### Task description
Read through the records below and copy each line that uses the word "type".
===
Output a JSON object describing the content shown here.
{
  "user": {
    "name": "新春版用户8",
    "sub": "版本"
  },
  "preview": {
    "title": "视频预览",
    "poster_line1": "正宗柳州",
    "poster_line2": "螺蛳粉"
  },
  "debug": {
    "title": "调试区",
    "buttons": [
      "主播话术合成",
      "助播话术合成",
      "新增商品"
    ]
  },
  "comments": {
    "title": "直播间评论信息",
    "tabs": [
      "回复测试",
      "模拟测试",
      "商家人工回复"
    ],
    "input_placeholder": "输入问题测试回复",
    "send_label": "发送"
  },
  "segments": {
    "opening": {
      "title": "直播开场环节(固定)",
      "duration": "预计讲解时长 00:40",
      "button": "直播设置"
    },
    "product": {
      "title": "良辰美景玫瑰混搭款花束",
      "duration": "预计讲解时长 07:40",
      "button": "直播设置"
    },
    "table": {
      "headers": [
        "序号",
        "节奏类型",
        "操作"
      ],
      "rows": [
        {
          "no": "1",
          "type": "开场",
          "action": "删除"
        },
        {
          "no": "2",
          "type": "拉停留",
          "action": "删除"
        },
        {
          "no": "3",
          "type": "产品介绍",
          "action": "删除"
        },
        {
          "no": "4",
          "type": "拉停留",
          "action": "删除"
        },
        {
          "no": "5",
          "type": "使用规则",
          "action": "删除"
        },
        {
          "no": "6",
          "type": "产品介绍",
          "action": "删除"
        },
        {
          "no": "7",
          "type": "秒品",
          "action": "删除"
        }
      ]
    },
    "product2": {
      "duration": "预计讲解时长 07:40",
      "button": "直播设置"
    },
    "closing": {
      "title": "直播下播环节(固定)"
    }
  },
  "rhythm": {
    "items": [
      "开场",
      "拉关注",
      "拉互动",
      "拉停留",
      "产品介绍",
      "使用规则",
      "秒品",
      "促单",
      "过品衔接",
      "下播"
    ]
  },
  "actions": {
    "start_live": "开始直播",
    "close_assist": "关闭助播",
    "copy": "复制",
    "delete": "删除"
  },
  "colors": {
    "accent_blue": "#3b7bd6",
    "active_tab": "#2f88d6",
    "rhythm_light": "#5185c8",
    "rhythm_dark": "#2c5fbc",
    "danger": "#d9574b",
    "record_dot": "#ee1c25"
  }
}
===
### Result below
          "type": "开场",
          "type": "拉停留",
          "type": "产品介绍",
          "type": "拉停留",
          "type": "使用规则",
          "type": "产品介绍",
          "type": "秒品",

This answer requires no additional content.